Have you ever woken up with a painful, red lump on your eyelid? If so, you might have an eye stye, also known as a hordeolum. Styes are common and typically harmless, but they can be quite uncomfortable.
What is an Eye Stye?
An eye stye is a small, inflamed bump that develops on the eyelid. Styes are caused by an infection in an oil gland or hair follicle near the eyelash line. These glands are responsible for producing oil that lubricates the eye. When the gland gets blocked, bacteria can grow and cause an infection.
Types of Styes
There are two main types of eye styes
- External stye: This is the most common type of stye and develops on the outer edge of the eyelid, where the eyelashes grow.
- Internal stye: This type of stye develops on the inner edge of the eyelid, closer to the eye itself.
Symptoms of an Eye Stye
The symptoms of an eye stye can vary depending on its type and location. However, some common symptoms include:
- Redness and swelling of the eyelid
- Pain and tenderness
- A bump on the eyelid
- Crusted eyelashes
- Sensitivity to light
- Blurred vision (rare)
Causes of an Eye Stye
Several factors can contribute to the development of an eye stye, including:
- Bacteria: Styes are most commonly caused by bacteria, such as Staphylococcus aureus.
- Blocked oil glands: Blockage of the oil glands near the eyelashes can create a breeding ground for bacteria.
- Blepharitis: This is a chronic condition that causes inflammation of the eyelids and can increase the risk of developing styes.
- Rosacea: This skin condition can also affect the eyelids and increase the risk of styes.
- Poor hygiene: Not washing your hands properly or using contaminated makeup can introduce bacteria into your eyes.
- Touching your eyes: Frequent rubbing of the eyes can irritate the eyelids and make them more susceptible to infection.
Treatment of an Eye Stye
Most styes will go away on their own within a few days. However, there are some things you can do to ease the discomfort and promote healing:
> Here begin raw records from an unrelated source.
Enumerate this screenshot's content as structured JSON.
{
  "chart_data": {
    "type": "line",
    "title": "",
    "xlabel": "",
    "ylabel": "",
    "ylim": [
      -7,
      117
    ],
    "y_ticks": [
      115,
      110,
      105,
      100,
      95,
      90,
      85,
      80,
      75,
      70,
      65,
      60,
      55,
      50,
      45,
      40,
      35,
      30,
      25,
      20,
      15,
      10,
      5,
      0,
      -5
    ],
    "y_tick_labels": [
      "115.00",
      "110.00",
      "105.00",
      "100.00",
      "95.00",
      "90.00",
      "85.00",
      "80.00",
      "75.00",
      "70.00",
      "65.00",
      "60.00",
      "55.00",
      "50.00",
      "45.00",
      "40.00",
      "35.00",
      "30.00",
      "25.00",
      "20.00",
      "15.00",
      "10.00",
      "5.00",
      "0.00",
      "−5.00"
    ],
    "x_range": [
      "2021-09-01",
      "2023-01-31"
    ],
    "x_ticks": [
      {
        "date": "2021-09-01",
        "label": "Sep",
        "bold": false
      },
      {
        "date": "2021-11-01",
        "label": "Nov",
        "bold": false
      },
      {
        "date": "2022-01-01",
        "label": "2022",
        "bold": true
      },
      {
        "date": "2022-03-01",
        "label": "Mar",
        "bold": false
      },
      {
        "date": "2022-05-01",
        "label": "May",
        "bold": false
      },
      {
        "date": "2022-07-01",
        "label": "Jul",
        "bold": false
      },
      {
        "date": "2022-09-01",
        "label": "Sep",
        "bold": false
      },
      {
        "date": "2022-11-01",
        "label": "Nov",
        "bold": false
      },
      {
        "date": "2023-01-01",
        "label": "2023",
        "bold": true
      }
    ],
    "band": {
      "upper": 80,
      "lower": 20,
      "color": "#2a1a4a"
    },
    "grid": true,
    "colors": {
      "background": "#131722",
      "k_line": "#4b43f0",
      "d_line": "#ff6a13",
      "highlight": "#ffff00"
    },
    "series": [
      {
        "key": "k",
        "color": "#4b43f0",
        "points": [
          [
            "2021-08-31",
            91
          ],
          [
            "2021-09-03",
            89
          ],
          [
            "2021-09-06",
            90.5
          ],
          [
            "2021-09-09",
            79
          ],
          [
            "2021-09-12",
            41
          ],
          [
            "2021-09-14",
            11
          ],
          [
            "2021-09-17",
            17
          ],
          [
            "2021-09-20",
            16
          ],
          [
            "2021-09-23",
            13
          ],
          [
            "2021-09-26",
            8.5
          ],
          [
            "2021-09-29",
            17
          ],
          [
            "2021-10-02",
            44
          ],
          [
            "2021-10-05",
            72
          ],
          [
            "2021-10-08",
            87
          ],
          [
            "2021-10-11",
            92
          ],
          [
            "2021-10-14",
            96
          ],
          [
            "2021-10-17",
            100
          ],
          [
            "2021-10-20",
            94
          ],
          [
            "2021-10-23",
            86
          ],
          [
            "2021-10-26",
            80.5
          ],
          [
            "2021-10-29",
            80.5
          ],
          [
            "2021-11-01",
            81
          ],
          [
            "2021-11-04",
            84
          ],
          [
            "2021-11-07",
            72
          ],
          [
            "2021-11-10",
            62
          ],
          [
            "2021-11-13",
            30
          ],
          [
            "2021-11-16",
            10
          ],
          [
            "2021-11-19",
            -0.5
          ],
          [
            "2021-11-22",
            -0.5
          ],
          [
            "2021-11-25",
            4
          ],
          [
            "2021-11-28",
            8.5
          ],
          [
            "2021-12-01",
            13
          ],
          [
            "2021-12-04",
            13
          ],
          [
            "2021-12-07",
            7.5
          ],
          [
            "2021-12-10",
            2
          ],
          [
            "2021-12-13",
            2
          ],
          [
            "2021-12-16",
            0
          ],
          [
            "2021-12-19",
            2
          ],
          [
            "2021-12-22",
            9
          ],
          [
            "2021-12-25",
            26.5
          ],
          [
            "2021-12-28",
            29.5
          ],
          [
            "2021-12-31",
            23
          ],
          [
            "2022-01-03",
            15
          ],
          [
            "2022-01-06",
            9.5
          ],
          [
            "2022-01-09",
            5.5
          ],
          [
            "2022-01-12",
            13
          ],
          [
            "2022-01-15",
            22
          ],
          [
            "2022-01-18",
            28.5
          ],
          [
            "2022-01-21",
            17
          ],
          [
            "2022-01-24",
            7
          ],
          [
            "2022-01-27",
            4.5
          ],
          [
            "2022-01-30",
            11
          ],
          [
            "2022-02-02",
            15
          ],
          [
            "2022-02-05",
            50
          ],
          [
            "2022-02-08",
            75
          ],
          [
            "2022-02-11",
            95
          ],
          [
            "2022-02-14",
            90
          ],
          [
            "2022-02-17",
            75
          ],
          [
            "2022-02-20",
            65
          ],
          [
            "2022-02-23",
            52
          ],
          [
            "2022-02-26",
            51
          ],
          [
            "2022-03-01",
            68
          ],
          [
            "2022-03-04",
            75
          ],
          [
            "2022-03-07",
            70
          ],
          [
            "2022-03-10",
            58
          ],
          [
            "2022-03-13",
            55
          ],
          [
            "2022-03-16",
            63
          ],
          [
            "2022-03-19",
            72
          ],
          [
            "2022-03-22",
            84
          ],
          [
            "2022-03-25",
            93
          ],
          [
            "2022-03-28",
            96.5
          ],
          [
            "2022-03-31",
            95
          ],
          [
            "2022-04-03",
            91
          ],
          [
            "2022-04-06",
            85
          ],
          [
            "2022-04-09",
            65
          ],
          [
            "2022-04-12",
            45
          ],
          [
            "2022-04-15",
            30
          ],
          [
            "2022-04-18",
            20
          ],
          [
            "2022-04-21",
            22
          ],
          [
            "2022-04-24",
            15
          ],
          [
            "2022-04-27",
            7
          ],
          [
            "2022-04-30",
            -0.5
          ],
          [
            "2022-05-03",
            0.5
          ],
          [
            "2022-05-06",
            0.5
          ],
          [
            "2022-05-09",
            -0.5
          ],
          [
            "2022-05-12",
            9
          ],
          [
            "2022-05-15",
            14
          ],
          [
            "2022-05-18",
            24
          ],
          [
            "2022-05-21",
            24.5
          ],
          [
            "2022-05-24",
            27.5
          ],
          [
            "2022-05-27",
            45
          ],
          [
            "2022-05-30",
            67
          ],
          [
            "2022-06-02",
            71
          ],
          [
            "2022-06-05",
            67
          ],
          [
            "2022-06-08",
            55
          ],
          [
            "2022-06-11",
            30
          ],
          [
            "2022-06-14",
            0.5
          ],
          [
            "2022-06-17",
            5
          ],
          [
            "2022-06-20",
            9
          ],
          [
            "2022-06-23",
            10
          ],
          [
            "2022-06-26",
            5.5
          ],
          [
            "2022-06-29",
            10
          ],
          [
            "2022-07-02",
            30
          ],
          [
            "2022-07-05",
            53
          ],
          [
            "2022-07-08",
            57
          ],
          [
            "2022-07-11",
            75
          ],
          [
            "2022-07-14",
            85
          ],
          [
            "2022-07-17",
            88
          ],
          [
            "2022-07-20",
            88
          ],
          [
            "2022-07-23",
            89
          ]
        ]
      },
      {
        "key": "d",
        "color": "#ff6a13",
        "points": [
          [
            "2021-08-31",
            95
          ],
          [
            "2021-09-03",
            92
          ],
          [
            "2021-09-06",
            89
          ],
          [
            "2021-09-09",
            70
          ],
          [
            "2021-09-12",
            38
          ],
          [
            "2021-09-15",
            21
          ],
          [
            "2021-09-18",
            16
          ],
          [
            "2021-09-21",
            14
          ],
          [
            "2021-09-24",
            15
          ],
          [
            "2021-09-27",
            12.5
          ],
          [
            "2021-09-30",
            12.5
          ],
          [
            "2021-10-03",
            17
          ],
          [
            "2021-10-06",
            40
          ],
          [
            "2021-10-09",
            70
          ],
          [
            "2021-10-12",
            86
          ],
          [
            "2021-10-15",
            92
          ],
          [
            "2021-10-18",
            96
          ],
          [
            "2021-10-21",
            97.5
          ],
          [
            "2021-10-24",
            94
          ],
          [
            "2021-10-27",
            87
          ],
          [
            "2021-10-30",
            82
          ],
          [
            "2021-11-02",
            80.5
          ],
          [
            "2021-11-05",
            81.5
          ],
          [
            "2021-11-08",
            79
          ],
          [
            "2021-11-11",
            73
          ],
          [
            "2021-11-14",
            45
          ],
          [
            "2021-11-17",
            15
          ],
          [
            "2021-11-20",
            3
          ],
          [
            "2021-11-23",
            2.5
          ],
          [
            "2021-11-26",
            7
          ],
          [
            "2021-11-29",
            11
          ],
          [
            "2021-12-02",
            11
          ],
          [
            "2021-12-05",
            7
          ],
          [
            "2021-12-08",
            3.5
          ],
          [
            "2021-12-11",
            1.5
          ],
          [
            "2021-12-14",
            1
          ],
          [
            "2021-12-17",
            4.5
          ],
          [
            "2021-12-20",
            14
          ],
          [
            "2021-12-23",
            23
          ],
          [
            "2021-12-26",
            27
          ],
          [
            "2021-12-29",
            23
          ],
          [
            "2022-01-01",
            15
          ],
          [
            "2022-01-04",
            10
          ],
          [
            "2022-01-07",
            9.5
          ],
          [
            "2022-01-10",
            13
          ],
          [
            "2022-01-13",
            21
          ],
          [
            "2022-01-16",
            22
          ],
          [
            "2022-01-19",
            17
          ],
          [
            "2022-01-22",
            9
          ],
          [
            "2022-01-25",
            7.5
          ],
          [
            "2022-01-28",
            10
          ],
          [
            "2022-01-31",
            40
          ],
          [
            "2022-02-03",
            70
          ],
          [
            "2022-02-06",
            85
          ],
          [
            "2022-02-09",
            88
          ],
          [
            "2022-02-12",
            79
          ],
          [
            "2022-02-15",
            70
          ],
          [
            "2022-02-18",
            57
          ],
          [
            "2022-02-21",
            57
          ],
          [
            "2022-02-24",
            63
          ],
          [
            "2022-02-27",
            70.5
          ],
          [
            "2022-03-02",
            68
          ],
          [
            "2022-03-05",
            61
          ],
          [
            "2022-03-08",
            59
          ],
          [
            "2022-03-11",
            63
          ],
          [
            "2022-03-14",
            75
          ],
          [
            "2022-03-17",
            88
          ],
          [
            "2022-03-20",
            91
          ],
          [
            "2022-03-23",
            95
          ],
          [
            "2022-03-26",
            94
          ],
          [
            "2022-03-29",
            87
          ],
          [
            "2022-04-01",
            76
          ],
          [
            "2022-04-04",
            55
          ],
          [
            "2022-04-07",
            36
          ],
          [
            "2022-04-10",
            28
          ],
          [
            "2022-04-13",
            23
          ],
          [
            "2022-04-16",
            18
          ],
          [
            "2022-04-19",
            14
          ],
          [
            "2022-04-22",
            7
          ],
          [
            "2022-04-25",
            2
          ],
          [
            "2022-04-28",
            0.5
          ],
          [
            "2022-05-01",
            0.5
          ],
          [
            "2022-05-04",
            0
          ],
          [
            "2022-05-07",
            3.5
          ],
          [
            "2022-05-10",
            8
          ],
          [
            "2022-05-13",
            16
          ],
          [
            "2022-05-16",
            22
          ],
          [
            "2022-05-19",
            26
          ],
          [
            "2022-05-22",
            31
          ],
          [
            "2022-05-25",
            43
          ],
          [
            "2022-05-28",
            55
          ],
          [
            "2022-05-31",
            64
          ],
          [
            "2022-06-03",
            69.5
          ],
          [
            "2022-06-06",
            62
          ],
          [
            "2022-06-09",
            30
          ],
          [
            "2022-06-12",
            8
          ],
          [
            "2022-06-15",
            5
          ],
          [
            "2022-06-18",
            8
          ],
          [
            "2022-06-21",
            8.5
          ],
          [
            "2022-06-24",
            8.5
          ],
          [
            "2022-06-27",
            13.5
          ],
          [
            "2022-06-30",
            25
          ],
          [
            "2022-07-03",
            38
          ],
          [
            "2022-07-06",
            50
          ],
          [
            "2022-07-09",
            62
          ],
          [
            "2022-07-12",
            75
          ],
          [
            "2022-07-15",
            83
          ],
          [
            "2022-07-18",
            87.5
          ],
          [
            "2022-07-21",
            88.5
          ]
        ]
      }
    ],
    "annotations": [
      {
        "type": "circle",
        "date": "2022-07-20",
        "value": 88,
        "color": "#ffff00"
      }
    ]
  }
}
- Apply warm compresses: Soak a clean washcloth in warm water and hold it over your closed eye for 10-15 minutes several times a day.
- Gently massage the stye: This can help to drain the pus and speed up healing.
- Use over-the-counter pain relievers: Ibuprofen or acetaminophen can help to reduce pain and swelling.
- Keep your eyes clean: Wash your hands thoroughly before touching your eyes. Avoid using makeup or contact lenses until the stye is gone.
When to See a Doctor
If your stye is severe, doesn’t improve after a week, or cause vision problems, you should see a doctor. They may prescribe antibiotic eye drops or ointment to treat the infection. In rare cases, they may need to drain the stye surgically.
Preventing Eye Styes
There are some things you can do to help prevent eye styes:
- Wash your hands frequently: This is especially important before touching your eyes.
- Remove your makeup before going to bed: Leaving makeup on overnight can clog your pores and increase the risk of infection.
- Use clean washcloths and towels: This will help to prevent the spread of bacteria.
- Avoid touching your eyes: This can introduce bacteria into your eyes and increase the risk of infection.
- Treat underlying conditions: If you have blepharitis or rosacea, treating these conditions can help to prevent styes.
While eye styes are typically common and harmless, the discomfort they bring can be eased by following the provided tips, facilitating a quicker healing process. If your stye persists or worsens beyond a week, it is recommended to seek the expertise of a professional. Reach out to a skilled eye specialist in Moshi, such as Dr. Vasundhara Kulkarni, at the Eye Clinic in Moshi for personalized and efficient treatment. Dr. Kulkarni’s specialized care ensures a personalized and effective treatment approach, addressing any eye concerns with precision and attention. Make your eye health a priority and rely on the guidance of a qualified professional for optimal care.